A rule that requires automakers to take steps to prevent passengers from being ejected from side windows in rollover crashes will be phased in starting 2013, according to a statement from the National Highway Traffic Safety Administration. U.S. auto-safety regulators will require these anti-ejection measures for all cars sold in the U.S.
The new vehicles must meet the standard by model year 2018. These changes will cost $31 per vehicle, or $507 million annually.
The NHTSA claims that the measures may save 373 lives a year by making it more likely that people will stay inside vehicles that crash.
About 47% of people killed in rollover crashes are ejected from vehicles. NHTSA Administrator David Strickland said that rollover crashes are the “deadliest” of all crash types. He said that this is just one step in the agency’s efforts to lessen fatalities and serious injuries that result from them.
The NHTSA statement didn’t state how manufacturers will meet the mandate but the likely options include window glazing to prevent shattering in crashes, and side-curtain air bags.
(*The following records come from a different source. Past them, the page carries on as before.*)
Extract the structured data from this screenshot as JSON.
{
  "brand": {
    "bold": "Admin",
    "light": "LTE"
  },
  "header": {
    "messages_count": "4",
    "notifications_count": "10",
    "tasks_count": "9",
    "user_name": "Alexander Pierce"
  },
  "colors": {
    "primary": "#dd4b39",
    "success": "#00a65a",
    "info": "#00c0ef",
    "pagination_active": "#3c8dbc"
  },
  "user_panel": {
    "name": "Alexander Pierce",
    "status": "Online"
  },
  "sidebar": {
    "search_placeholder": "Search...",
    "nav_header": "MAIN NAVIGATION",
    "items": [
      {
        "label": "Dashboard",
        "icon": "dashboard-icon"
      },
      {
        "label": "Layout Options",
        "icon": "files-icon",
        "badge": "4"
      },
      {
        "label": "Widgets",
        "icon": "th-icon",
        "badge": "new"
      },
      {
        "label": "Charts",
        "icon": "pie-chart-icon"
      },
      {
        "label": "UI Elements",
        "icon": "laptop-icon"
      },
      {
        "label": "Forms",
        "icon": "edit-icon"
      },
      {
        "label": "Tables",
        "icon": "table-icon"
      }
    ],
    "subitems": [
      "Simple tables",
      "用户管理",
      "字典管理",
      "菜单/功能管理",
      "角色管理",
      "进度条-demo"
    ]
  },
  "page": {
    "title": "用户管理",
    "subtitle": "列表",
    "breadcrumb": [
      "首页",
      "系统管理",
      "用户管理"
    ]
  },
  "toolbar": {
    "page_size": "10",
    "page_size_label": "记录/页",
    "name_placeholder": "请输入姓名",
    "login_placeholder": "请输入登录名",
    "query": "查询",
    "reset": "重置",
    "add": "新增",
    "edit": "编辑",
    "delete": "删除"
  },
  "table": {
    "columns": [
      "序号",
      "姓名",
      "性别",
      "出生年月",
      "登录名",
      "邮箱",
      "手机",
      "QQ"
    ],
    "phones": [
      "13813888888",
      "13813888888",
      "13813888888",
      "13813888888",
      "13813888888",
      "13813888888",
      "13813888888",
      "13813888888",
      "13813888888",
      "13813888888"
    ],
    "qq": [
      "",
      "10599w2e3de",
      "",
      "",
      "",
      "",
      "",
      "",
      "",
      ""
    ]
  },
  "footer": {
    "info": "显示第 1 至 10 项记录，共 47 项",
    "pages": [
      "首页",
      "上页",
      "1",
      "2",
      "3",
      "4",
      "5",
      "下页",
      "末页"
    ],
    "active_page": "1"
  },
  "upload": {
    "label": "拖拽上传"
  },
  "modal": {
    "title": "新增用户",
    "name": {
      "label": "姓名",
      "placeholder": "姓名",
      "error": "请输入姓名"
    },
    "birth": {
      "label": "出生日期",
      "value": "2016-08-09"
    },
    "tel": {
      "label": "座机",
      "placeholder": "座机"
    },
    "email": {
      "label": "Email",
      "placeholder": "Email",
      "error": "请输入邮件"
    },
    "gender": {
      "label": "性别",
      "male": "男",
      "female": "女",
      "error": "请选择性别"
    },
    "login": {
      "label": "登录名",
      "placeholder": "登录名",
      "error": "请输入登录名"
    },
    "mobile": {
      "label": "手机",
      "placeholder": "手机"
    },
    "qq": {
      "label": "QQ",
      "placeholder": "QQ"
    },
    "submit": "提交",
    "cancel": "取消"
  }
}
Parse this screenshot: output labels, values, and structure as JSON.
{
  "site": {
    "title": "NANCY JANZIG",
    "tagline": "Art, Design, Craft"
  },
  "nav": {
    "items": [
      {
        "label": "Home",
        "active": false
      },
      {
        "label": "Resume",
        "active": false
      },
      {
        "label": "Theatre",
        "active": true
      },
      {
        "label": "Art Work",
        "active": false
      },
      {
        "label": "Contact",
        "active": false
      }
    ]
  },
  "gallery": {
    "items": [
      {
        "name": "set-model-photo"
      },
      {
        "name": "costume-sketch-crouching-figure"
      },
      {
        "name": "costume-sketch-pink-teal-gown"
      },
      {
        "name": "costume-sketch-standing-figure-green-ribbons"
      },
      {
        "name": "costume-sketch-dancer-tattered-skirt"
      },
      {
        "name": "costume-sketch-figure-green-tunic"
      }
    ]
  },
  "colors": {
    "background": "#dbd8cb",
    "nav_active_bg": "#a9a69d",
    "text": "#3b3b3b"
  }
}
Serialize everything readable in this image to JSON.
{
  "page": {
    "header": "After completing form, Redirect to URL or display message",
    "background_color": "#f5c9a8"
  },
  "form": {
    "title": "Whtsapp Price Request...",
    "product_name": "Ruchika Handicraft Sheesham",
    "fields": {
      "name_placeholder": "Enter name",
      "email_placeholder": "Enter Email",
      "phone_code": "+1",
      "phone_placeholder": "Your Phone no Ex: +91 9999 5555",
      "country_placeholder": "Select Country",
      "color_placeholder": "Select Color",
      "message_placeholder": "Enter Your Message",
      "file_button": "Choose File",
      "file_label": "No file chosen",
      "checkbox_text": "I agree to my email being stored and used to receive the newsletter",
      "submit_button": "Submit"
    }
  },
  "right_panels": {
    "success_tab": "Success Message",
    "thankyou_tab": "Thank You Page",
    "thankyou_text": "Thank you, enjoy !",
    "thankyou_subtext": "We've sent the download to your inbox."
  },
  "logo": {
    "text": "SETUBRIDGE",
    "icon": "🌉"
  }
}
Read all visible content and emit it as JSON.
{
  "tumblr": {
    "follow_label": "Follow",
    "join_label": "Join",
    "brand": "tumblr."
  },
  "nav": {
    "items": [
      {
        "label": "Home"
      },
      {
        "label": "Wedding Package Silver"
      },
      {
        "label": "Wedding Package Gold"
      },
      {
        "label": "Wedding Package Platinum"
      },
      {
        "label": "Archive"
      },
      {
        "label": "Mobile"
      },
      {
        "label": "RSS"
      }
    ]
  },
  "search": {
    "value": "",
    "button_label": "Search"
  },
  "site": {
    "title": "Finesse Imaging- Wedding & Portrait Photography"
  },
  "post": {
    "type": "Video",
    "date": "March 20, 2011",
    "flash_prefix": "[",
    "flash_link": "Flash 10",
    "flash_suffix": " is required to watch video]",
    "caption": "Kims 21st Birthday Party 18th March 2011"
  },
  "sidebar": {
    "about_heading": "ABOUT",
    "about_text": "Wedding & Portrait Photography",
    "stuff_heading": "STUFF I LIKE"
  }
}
Air bag manufacturers include Continental AG, TRW Automotive Holdings Corp., Autoliv Inc. and Johnson Controls Inc.
The NHTSA said that 10,000 people a year have died in passenger-vehicle rollover crashes in the past decade. It also said that the number of rollover deaths decreased in 2009 to 8,267. Aside from the lives saved, NHTSA also estimated 476 “serious” injuries will be prevented each year.